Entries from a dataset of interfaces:
_ _ _
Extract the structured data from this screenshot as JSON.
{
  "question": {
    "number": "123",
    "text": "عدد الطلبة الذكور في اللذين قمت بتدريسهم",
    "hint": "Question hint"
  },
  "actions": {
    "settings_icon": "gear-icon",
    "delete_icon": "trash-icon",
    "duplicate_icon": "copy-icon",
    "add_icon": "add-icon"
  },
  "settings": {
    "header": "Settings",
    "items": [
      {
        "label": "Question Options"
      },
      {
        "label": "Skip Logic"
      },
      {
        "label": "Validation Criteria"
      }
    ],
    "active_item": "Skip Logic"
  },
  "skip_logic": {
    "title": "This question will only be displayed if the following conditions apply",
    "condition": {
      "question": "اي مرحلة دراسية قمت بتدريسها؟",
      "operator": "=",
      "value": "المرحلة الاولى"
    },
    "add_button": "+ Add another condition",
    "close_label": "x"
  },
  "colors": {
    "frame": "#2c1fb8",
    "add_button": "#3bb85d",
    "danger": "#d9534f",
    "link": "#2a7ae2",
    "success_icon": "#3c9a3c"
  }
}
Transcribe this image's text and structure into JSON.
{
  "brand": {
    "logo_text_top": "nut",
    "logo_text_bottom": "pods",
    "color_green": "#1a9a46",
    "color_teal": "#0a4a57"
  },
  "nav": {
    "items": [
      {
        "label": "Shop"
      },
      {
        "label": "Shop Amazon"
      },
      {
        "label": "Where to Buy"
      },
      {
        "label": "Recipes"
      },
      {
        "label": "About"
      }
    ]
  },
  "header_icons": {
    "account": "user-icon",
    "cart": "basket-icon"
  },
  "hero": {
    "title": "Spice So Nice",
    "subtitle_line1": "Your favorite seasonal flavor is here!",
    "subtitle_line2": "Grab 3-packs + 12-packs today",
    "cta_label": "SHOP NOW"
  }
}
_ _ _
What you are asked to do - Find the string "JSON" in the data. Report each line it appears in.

Result of the exercise -
Extract the structured data from this screenshot as JSON.
Transcribe this image's text and structure into JSON.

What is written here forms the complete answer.